Germany’s Ministry of Finance has published a revised draft of a pending law on private equity aimed at improving conditions for early-stage investors operating in the country. While venture capitalists stand to benefit if the law is implemented, late-stage investors and buyout funds domiciled in Germany do not.
Under the law, the government will put in place fiscal incentives for German venture capital funds investing in small companies that are less then 10 years old and have less than €20 million of equity capital. An earlier draft had limited the availability of tax breaks for early-stage investors to funds backing businesses capitalised at less than €500,000.
The draft also provides clarity on the tax status of the management companies of venture capital funds, classifying them as asset managers rather than operating companies and thus freeing them from trade tax liability.
Funds investing in businesses whose share capital is worth more than €20 million will not qualify for the stipulated benefits.

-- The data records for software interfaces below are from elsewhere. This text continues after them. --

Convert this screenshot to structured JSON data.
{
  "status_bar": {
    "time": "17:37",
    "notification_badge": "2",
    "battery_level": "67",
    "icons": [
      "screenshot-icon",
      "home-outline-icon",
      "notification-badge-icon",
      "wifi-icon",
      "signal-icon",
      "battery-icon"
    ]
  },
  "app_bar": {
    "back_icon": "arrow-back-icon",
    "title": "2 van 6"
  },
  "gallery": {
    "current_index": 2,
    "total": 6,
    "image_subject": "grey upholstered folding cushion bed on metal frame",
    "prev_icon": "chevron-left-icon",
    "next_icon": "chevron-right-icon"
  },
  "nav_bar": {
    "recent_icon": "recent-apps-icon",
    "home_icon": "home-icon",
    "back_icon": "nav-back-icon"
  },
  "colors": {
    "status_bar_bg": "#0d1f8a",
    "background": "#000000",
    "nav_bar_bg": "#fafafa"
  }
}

The German Venture Capital and Private Equity Association (BVK) in Berlin welcomed the changes as “an improvement” for investment funds specialising in seed financing.

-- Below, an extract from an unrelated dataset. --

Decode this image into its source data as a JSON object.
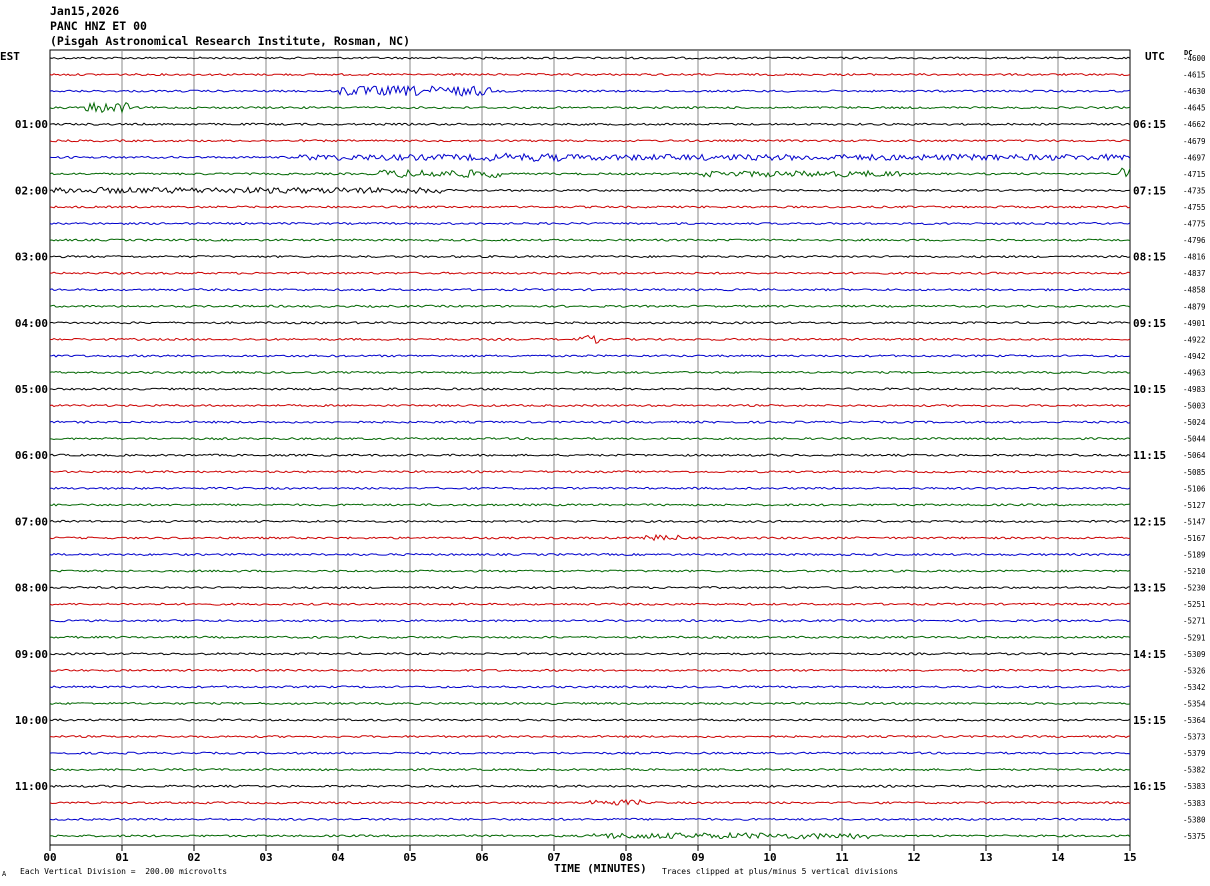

However, the BVK also said the new draft was a “missed opportunity” in that it did not provide similar arrangements for the whole of German private equity. “Unfortunately the draft focuses on a relatively small part of the industry only. There is still an opportunity for the coalition government to create a stable and internationally competitive framework for the whole of the private equity industry in Germany,” the BVK said in a statement.

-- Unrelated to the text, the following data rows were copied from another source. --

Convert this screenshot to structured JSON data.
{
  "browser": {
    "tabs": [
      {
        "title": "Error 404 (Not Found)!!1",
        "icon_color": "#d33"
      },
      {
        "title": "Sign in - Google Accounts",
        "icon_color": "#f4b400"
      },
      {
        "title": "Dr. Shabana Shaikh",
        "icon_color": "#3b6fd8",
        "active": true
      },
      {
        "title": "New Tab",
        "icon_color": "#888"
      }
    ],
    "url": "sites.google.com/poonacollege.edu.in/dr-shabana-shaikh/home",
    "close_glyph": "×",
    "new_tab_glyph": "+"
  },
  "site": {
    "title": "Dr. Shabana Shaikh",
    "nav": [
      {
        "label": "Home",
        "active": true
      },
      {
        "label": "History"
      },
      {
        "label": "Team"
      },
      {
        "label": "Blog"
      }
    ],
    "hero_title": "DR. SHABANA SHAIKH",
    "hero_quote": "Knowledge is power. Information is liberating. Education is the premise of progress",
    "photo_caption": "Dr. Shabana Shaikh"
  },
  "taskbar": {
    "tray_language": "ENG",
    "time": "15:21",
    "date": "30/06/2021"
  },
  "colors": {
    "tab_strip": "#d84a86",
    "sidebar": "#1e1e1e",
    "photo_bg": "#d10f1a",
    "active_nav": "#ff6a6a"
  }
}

According to industry practitioners, the Finance Ministry’s refusal to promote German buyout funds is the result of a political compromise between the country’s two governing parties.
In late May, the Finance Ministry introduced an additional concern for the industry by announcing plans to require private equity funds based in Germany to pay value-added tax on the management fees they receive – an additional cost to domestic managers. This rule would be unique in Europe. “It is difficult to see why the Ministry of Finance would hand such a significant advantage to fund managers abroad. At the very least, we should be entitled to a level playing field,” protested the BVK in a statement on June 8.
It is felt that the government’s position on buyout funds in Germany is in part driven by a desire to reign in LBO investment activity in Germany. However, the bulk of buyout funds consummating large investments in the country are not domiciled in Germany and hence will not be affected by any legal modifications.
Last week the BVK announced the decision of ten LBO groups to be the founding members of a large buyout lobbying group within the association. Out of the ten, Allianz Capital Partners is the only Germany-based member of the group.
Germany’s new rules on private equity are expected to become law later this year. The BVK said it would continue to lobby for amendments in favour of late-stage investment funds.